Although Health Resources & Services Administration reports that the first children's hospital opened in 1855, that was back in New York. In the primitive West, kids remained subject to questionable medical treatments. Medical News Today theorized that the large number of children everywhere who died during their teething years were given a bevy of lethal treatments to relieve the tooth pain. Doctors commonly applied "bleeding, blistering, and placing leeches on the gums," and even burned the back of the child's head! Beginning in 1898, mothers could give their children Bayer aspirin, but back then the pills were actually laced with heroin, says History. Not until 1924 did the FDA ban heroin from medicines.

Teething aside, "gastrointestinal ills" were the most harmful of ailments to children during the 1880's, says American Heritage. Lack of prenatal care, lack of education about raising children, and poor sanitary conditions, especially among impoverished families and even prostitutes, could lead to dangerous illnesses like cholera, smallpox, and measles. In the drafty, primitive houses of the West, a simple cold could quickly advance to pneumonia. In 1880, according to Statista, 347.49 children out of a thousand died before their fifth birthday. At least smallpox and measles survivors remained free of the illnesses for life; notably, Wild West woman Calamity Jane lived through a bout of smallpox as a child, and so was able to care for others who contracted it in Deadwood, South Dakota.

Aspirin, penicillin, and other modern-day medicines

Thankfully, doctors have always been relentless in their quest to find cures for our ailments. Legends of America notes that certain patent medicines in the Old West really did have curative qualities and are still used today: Listerine was invented in 1879, followed by Milk of Magnesia in 1880. Richardson's Croup and Pneumonia Cure Salve, marketed in the 1890's, is better known today as Vicks VapoRub. Ex-Lax was invented in 1905. And once Bayer removed the heroin from their aspirin tablets, according to CNN, physicians eventually learned that the drug was actually helpful in preventing heart attacks.

Other 19th century cures would come in the form of vaccines for cholera, plague, rabies, and typhoid, although the Center for Disease Control confirms they were not widely used until after 1900. Still, vaccines against measles, polio, smallpox, and other once-deadly diseases have helped reduce their numbers. One of the most important discoveries came along in 1928 when Scottish lab technician Sir Alexander Fleming (pictured) went off on a vacation and left a staphylococcus culture plate sitting out. Fleming returned to find mold on the plate had killed the staph, and penicillin was born.

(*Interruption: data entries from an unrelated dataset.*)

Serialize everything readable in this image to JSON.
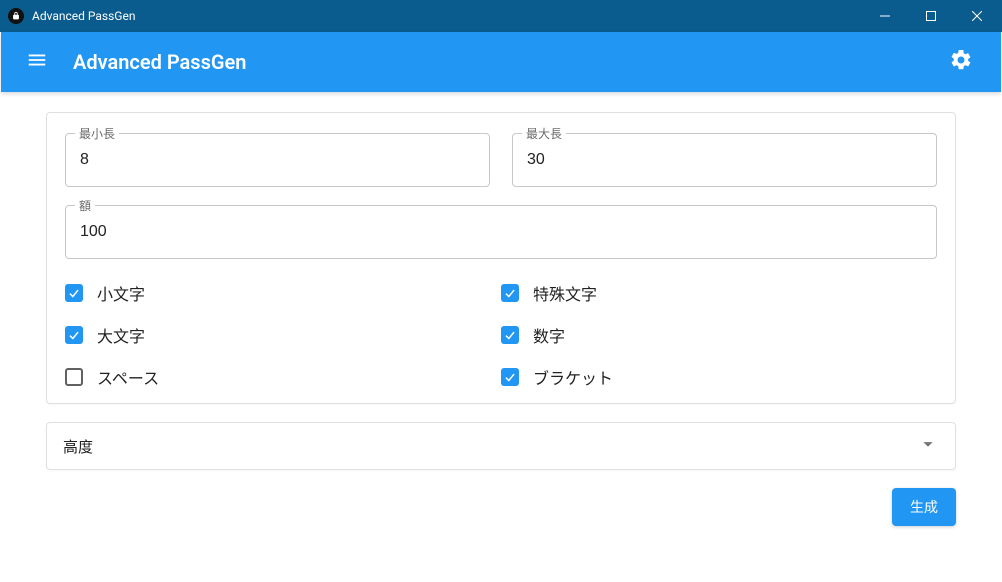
{
  "window": {
    "title": "Advanced PassGen"
  },
  "header": {
    "title": "Advanced PassGen"
  },
  "form": {
    "min_length": {
      "label": "最小長",
      "value": "8"
    },
    "max_length": {
      "label": "最大長",
      "value": "30"
    },
    "amount": {
      "label": "額",
      "value": "100"
    },
    "checks": {
      "lowercase": {
        "label": "小文字",
        "checked": true
      },
      "uppercase": {
        "label": "大文字",
        "checked": true
      },
      "spaces": {
        "label": "スペース",
        "checked": false
      },
      "special": {
        "label": "特殊文字",
        "checked": true
      },
      "numbers": {
        "label": "数字",
        "checked": true
      },
      "brackets": {
        "label": "ブラケット",
        "checked": true
      }
    }
  },
  "accordion": {
    "advanced_label": "高度"
  },
  "actions": {
    "generate_label": "生成"
  }
}
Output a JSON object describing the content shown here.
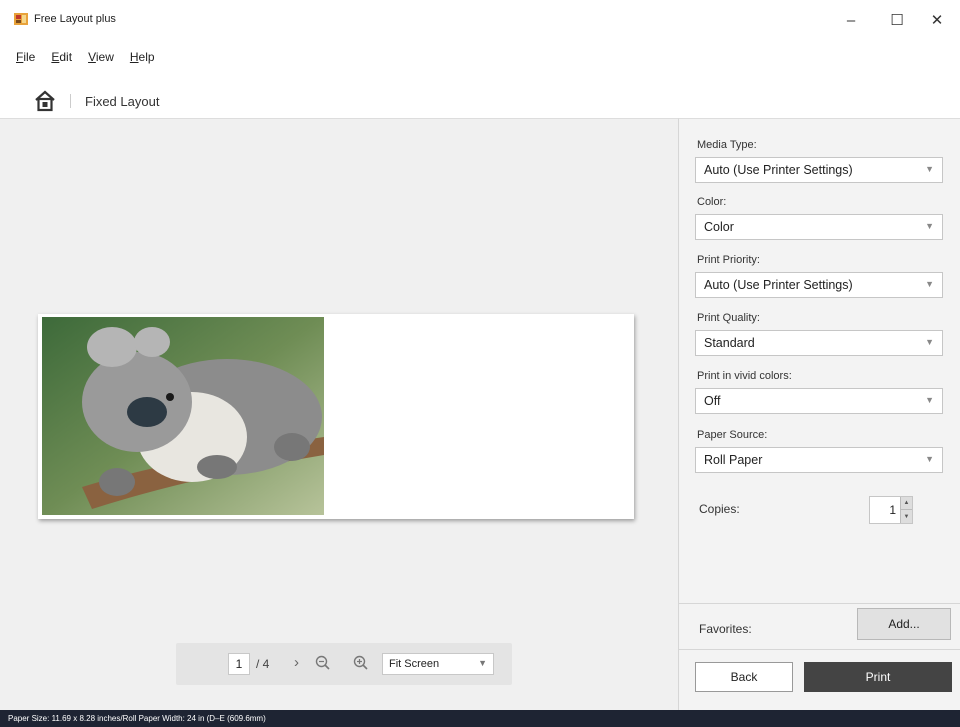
{
  "window": {
    "title": "Free Layout plus",
    "minimize_glyph": "–",
    "maximize_glyph": "☐",
    "close_glyph": "✕"
  },
  "menu": {
    "items": [
      "File",
      "Edit",
      "View",
      "Help"
    ]
  },
  "breadcrumb": {
    "home_icon": "home-icon",
    "current": "Fixed Layout"
  },
  "pager": {
    "current_page": "1",
    "total": "/ 4",
    "next_glyph": "›",
    "zoom_value": "Fit Screen"
  },
  "settings": {
    "media_type": {
      "label": "Media Type:",
      "value": "Auto (Use Printer Settings)"
    },
    "color": {
      "label": "Color:",
      "value": "Color"
    },
    "print_priority": {
      "label": "Print Priority:",
      "value": "Auto (Use Printer Settings)"
    },
    "print_quality": {
      "label": "Print Quality:",
      "value": "Standard"
    },
    "vivid_colors": {
      "label": "Print in vivid colors:",
      "value": "Off"
    },
    "paper_source": {
      "label": "Paper Source:",
      "value": "Roll Paper"
    },
    "copies": {
      "label": "Copies:",
      "value": "1"
    }
  },
  "favorites": {
    "label": "Favorites:",
    "add_label": "Add..."
  },
  "actions": {
    "back_label": "Back",
    "print_label": "Print"
  },
  "status": {
    "text": "Paper Size: 11.69 x 8.28 inches/Roll Paper Width: 24 in (D–E (609.6mm)"
  },
  "colors": {
    "print_button": "#444444",
    "status_bar": "#1e2433",
    "preview_bg": "#f0f0f0"
  }
}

Old time medical cures are still used today

The physicians of the 19th century West remained relentless in their search for cures, to the effect that some are still in use today. Ohio's Wexner Medical Center lists nitroglycerin for angina and insulin for diabetes as being first used during the 1860's. Electrical engineer Miller Reese Hutchison invented the world's first electric hearing aid in 1895, according to Interesting Engineering

Even some quack medicine is still in use, like the tapeworm diet, a favorite among Victorian women wishing to lose weight for that hourglass figure they so favored. Healthline confirms that although the practice can be "dangerous and in some cases even lethal," (and there's no real proof it works), it still remains a way some people attempt to thin down.

Britannica attributes one of the most important inventions of the 19th century, anesthesia (pictured), to American doctors Gardner Colton, Charles Jackson, or Horace Wells, depending on the story. And as early as the 1890's, says The Pharmaceutical Century, United States institutions began to manufacture but also inspect "the high volume of vaccines and antitoxins" to make sure they really worked. Today, says Legends of America, we can also thank the 19th century and early 20th century medical profession for Bromo-Seltzer, Doan's Pills, Fletcher's Castoria, and Geritol, as well as Angostura Bitters and even 7-Up which were originally marketed for their medicinal qualities. So drink up, and here's to your health.